Gaul Settled mainly by the Gauls and related Celtic peoples (apart from a shrinking area of Basque population in the south-west), the area of modern France comprised the bulk of the region of Gaul (Latin Gallia) under Roman rule from the 1st century BC to the 5th century AD. Franks In 486, Clovis I, leader of the Salian Franks to the east, conquered the Roman territory between the Loire and the Somme, subsequently uniting most of northern and central France […]

Read More »

Mona Lisa – La Joconde

[img]312|left|Mona Lisa[/img]Mona Lisa (also known as the Monna Lisa; Italian La Gioconda; French La Joconde), is a painting by Leonardo da Vinci showing a woman with an introspective expression-perhaps smiling would be the wrong word. It is the most famous painting in the world, going so far as to be iconic of painting, art, and even visual images in general. No other work of art is so romanticized, celebrated, or reproduced. It was accomplished between 1503 and 1506. Today it […]

Read More »

Alfred Dreyfus

Alfred Dreyfus (October 9, 1859 – July 12, 1935), French military officer best known for being the focus of the Dreyfus affair. Born in Mulhouse, Alsace, France, Dreyfus was the youngest of seven children in the family of a Jewish textile manufacturer who had accepted French nationality in 1871. The family had long been established in Alsace. He was accepted into the …cole Polytechnique for military training in 1877 and graduated in 1880 as a sub-lieutenant. His entry into the […]

Read More »

Merovingians

Descendants of the Salian Franks, this dynasty takes its name from Merovech, the ancestor of Clovis. The power of the first Merovingians was limited originally to the kingdoms of Cambrai, ruled by Clodio, and Tournai, governed by Childeric. Clovis (481-511), son of Childeric, soon extended his authority to all of Gaul. His conversion to Christianity  under the influence of his wife, the Burgundian princess Clotilda, paved the way for the Gallo-Roman population to recognize and accept him as king.
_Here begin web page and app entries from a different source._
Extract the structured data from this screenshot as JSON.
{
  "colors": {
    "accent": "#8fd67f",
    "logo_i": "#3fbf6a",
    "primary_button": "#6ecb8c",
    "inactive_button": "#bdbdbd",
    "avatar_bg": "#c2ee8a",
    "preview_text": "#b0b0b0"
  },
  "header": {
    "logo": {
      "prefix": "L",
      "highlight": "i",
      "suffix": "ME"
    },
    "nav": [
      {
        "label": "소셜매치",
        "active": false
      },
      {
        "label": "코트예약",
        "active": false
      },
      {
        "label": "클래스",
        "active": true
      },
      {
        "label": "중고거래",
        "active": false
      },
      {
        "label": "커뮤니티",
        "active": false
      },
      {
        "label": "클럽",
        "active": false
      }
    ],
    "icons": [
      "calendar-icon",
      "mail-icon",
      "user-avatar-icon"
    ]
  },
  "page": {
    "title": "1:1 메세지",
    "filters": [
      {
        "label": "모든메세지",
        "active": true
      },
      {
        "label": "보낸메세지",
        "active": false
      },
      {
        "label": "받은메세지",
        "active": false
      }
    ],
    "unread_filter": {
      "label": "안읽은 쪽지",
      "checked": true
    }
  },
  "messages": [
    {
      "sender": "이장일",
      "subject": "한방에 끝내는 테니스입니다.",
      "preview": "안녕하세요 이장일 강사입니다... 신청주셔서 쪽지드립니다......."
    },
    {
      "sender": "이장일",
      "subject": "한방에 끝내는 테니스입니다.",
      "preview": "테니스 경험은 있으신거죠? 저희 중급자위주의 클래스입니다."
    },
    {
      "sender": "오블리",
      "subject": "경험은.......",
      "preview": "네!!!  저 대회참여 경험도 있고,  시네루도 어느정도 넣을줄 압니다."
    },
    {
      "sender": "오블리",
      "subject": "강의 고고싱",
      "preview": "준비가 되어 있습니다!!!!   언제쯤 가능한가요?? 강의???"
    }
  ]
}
Divided […]

Read More »

La Marseillaise

History La Marseillaise is a song written and composed by Claude Joseph Rouget de Lisle on April 24, 1792. Its original name is Chant de marche de l’ArmÈe du Rhin (Marching song of the Rhine Army). It became the rallying call of the French Revolution and was so-called because it was first sung on the streets by troops from Marseille upon their arrival in Paris. La Marseillaise was rearranged by Hector Berlioz around 1830. In 1917, after the collapse of […]

Read More »